=== Section Start ===

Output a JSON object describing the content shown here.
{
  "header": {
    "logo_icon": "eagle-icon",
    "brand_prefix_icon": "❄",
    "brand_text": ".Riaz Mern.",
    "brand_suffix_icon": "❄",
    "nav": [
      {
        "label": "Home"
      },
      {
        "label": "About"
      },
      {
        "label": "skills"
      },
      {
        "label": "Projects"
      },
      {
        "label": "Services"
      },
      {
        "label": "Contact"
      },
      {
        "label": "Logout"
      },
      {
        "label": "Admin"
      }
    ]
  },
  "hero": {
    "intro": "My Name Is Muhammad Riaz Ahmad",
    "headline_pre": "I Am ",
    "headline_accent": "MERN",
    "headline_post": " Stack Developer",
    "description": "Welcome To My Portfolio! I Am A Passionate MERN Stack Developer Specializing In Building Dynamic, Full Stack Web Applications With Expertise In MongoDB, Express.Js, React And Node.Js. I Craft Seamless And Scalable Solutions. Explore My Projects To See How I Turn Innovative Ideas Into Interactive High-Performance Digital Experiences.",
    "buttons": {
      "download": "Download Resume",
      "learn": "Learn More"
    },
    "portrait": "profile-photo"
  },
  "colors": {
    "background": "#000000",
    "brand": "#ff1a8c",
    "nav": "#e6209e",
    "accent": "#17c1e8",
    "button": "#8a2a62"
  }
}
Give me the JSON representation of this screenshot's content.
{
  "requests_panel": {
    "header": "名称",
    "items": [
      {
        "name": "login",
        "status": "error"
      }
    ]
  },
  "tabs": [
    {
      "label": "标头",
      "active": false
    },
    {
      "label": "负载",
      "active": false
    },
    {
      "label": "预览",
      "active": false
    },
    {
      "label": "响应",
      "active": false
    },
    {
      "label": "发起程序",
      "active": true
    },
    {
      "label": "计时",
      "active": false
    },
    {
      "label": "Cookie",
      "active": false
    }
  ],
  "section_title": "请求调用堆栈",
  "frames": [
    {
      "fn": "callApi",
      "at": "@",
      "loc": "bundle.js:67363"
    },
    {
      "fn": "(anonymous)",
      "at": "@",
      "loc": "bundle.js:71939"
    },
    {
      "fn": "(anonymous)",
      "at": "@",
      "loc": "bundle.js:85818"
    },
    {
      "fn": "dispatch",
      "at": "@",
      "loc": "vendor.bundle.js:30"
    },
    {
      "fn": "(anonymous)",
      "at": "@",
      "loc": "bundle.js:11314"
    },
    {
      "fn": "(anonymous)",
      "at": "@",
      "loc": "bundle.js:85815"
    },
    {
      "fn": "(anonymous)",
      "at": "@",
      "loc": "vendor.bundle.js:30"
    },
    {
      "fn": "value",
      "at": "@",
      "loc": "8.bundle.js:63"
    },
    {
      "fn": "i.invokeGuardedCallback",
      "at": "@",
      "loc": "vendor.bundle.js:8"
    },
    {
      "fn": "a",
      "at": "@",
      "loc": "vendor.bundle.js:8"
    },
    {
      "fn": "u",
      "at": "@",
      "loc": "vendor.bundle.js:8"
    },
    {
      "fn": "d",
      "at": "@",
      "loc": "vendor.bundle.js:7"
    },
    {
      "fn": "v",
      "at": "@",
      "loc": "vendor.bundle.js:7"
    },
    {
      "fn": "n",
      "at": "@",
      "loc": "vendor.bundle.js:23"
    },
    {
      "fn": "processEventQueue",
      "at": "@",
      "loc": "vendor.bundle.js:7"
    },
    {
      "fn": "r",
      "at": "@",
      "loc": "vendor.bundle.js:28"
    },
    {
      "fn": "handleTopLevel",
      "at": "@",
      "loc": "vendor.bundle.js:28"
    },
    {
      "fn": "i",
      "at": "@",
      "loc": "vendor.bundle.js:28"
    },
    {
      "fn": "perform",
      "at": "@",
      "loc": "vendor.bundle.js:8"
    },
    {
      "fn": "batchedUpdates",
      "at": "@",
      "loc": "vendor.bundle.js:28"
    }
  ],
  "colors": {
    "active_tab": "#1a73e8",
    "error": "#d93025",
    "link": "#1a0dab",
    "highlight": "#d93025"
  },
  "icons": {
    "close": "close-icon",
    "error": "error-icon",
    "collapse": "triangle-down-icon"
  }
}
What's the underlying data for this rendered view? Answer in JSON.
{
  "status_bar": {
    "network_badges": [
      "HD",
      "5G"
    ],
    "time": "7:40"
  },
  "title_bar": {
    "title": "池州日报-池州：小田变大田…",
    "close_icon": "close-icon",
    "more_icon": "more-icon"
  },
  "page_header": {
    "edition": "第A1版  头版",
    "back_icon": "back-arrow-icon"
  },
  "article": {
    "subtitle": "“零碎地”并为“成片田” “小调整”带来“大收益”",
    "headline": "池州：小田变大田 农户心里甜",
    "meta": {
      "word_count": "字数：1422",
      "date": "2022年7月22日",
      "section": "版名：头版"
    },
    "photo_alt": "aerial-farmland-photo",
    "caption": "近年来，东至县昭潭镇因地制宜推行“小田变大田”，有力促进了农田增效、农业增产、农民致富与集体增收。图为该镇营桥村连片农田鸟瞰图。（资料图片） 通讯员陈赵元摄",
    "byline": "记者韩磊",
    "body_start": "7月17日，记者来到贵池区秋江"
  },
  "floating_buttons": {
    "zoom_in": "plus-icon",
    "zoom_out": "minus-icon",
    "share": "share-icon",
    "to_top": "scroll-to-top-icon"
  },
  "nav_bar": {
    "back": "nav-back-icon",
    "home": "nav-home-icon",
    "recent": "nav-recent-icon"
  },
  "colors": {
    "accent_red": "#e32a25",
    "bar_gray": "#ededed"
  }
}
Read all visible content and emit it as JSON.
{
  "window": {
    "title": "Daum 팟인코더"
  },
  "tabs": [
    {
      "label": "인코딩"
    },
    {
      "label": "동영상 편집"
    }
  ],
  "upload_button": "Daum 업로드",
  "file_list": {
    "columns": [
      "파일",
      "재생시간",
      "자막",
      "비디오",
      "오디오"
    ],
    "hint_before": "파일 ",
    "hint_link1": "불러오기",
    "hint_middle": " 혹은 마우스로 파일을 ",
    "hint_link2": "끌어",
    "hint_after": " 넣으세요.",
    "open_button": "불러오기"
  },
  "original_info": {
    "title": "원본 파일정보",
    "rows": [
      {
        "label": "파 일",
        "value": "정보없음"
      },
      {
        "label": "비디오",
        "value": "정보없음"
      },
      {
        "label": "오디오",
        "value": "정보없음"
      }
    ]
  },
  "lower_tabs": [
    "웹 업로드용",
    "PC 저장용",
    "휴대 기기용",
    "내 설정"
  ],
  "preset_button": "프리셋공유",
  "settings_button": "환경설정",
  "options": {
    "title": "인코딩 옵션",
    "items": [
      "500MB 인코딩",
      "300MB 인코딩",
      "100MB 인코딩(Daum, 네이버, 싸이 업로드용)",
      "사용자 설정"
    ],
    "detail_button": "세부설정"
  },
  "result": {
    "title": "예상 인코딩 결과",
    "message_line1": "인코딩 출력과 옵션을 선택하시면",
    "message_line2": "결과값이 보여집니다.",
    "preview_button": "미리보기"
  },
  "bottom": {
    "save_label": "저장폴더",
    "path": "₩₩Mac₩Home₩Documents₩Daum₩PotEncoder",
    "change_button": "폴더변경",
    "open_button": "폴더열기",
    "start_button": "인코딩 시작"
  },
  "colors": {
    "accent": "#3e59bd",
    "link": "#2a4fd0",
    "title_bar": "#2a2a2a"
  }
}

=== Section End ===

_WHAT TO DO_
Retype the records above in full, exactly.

_EXERCISE ANSWER_
Output a JSON object describing the content shown here.
{
  "header": {
    "logo_icon": "eagle-icon",
    "brand_prefix_icon": "❄",
    "brand_text": ".Riaz Mern.",
    "brand_suffix_icon": "❄",
    "nav": [
      {
        "label": "Home"
      },
      {
        "label": "About"
      },
      {
        "label": "skills"
      },
      {
        "label": "Projects"
      },
      {
        "label": "Services"
      },
      {
        "label": "Contact"
      },
      {
        "label": "Logout"
      },
      {
        "label": "Admin"
      }
    ]
  },
  "hero": {
    "intro": "My Name Is Muhammad Riaz Ahmad",
    "headline_pre": "I Am ",
    "headline_accent": "MERN",
    "headline_post": " Stack Developer",
    "description": "Welcome To My Portfolio! I Am A Passionate MERN Stack Developer Specializing In Building Dynamic, Full Stack Web Applications With Expertise In MongoDB, Express.Js, React And Node.Js. I Craft Seamless And Scalable Solutions. Explore My Projects To See How I Turn Innovative Ideas Into Interactive High-Performance Digital Experiences.",
    "buttons": {
      "download": "Download Resume",
      "learn": "Learn More"
    },
    "portrait": "profile-photo"
  },
  "colors": {
    "background": "#000000",
    "brand": "#ff1a8c",
    "nav": "#e6209e",
    "accent": "#17c1e8",
    "button": "#8a2a62"
  }
}
Give me the JSON representation of this screenshot's content.
{
  "requests_panel": {
    "header": "名称",
    "items": [
      {
        "name": "login",
        "status": "error"
      }
    ]
  },
  "tabs": [
    {
      "label": "标头",
      "active": false
    },
    {
      "label": "负载",
      "active": false
    },
    {
      "label": "预览",
      "active": false
    },
    {
      "label": "响应",
      "active": false
    },
    {
      "label": "发起程序",
      "active": true
    },
    {
      "label": "计时",
      "active": false
    },
    {
      "label": "Cookie",
      "active": false
    }
  ],
  "section_title": "请求调用堆栈",
  "frames": [
    {
      "fn": "callApi",
      "at": "@",
      "loc": "bundle.js:67363"
    },
    {
      "fn": "(anonymous)",
      "at": "@",
      "loc": "bundle.js:71939"
    },
    {
      "fn": "(anonymous)",
      "at": "@",
      "loc": "bundle.js:85818"
    },
    {
      "fn": "dispatch",
      "at": "@",
      "loc": "vendor.bundle.js:30"
    },
    {
      "fn": "(anonymous)",
      "at": "@",
      "loc": "bundle.js:11314"
    },
    {
      "fn": "(anonymous)",
      "at": "@",
      "loc": "bundle.js:85815"
    },
    {
      "fn": "(anonymous)",
      "at": "@",
      "loc": "vendor.bundle.js:30"
    },
    {
      "fn": "value",
      "at": "@",
      "loc": "8.bundle.js:63"
    },
    {
      "fn": "i.invokeGuardedCallback",
      "at": "@",
      "loc": "vendor.bundle.js:8"
    },
    {
      "fn": "a",
      "at": "@",
      "loc": "vendor.bundle.js:8"
    },
    {
      "fn": "u",
      "at": "@",
      "loc": "vendor.bundle.js:8"
    },
    {
      "fn": "d",
      "at": "@",
      "loc": "vendor.bundle.js:7"
    },
    {
      "fn": "v",
      "at": "@",
      "loc": "vendor.bundle.js:7"
    },
    {
      "fn": "n",
      "at": "@",
      "loc": "vendor.bundle.js:23"
    },
    {
      "fn": "processEventQueue",
      "at": "@",
      "loc": "vendor.bundle.js:7"
    },
    {
      "fn": "r",
      "at": "@",
      "loc": "vendor.bundle.js:28"
    },
    {
      "fn": "handleTopLevel",
      "at": "@",
      "loc": "vendor.bundle.js:28"
    },
    {
      "fn": "i",
      "at": "@",
      "loc": "vendor.bundle.js:28"
    },
    {
      "fn": "perform",
      "at": "@",
      "loc": "vendor.bundle.js:8"
    },
    {
      "fn": "batchedUpdates",
      "at": "@",
      "loc": "vendor.bundle.js:28"
    }
  ],
  "colors": {
    "active_tab": "#1a73e8",
    "error": "#d93025",
    "link": "#1a0dab",
    "highlight": "#d93025"
  },
  "icons": {
    "close": "close-icon",
    "error": "error-icon",
    "collapse": "triangle-down-icon"
  }
}
What's the underlying data for this rendered view? Answer in JSON.
{
  "status_bar": {
    "network_badges": [
      "HD",
      "5G"
    ],
    "time": "7:40"
  },
  "title_bar": {
    "title": "池州日报-池州：小田变大田…",
    "close_icon": "close-icon",
    "more_icon": "more-icon"
  },
  "page_header": {
    "edition": "第A1版  头版",
    "back_icon": "back-arrow-icon"
  },
  "article": {
    "subtitle": "“零碎地”并为“成片田” “小调整”带来“大收益”",
    "headline": "池州：小田变大田 农户心里甜",
    "meta": {
      "word_count": "字数：1422",
      "date": "2022年7月22日",
      "section": "版名：头版"
    },
    "photo_alt": "aerial-farmland-photo",
    "caption": "近年来，东至县昭潭镇因地制宜推行“小田变大田”，有力促进了农田增效、农业增产、农民致富与集体增收。图为该镇营桥村连片农田鸟瞰图。（资料图片） 通讯员陈赵元摄",
    "byline": "记者韩磊",
    "body_start": "7月17日，记者来到贵池区秋江"
  },
  "floating_buttons": {
    "zoom_in": "plus-icon",
    "zoom_out": "minus-icon",
    "share": "share-icon",
    "to_top": "scroll-to-top-icon"
  },
  "nav_bar": {
    "back": "nav-back-icon",
    "home": "nav-home-icon",
    "recent": "nav-recent-icon"
  },
  "colors": {
    "accent_red": "#e32a25",
    "bar_gray": "#ededed"
  }
}
Read all visible content and emit it as JSON.
{
  "window": {
    "title": "Daum 팟인코더"
  },
  "tabs": [
    {
      "label": "인코딩"
    },
    {
      "label": "동영상 편집"
    }
  ],
  "upload_button": "Daum 업로드",
  "file_list": {
    "columns": [
      "파일",
      "재생시간",
      "자막",
      "비디오",
      "오디오"
    ],
    "hint_before": "파일 ",
    "hint_link1": "불러오기",
    "hint_middle": " 혹은 마우스로 파일을 ",
    "hint_link2": "끌어",
    "hint_after": " 넣으세요.",
    "open_button": "불러오기"
  },
  "original_info": {
    "title": "원본 파일정보",
    "rows": [
      {
        "label": "파 일",
        "value": "정보없음"
      },
      {
        "label": "비디오",
        "value": "정보없음"
      },
      {
        "label": "오디오",
        "value": "정보없음"
      }
    ]
  },
  "lower_tabs": [
    "웹 업로드용",
    "PC 저장용",
    "휴대 기기용",
    "내 설정"
  ],
  "preset_button": "프리셋공유",
  "settings_button": "환경설정",
  "options": {
    "title": "인코딩 옵션",
    "items": [
      "500MB 인코딩",
      "300MB 인코딩",
      "100MB 인코딩(Daum, 네이버, 싸이 업로드용)",
      "사용자 설정"
    ],
    "detail_button": "세부설정"
  },
  "result": {
    "title": "예상 인코딩 결과",
    "message_line1": "인코딩 출력과 옵션을 선택하시면",
    "message_line2": "결과값이 보여집니다.",
    "preview_button": "미리보기"
  },
  "bottom": {
    "save_label": "저장폴더",
    "path": "₩₩Mac₩Home₩Documents₩Daum₩PotEncoder",
    "change_button": "폴더변경",
    "open_button": "폴더열기",
    "start_button": "인코딩 시작"
  },
  "colors": {
    "accent": "#3e59bd",
    "link": "#2a4fd0",
    "title_bar": "#2a2a2a"
  }
}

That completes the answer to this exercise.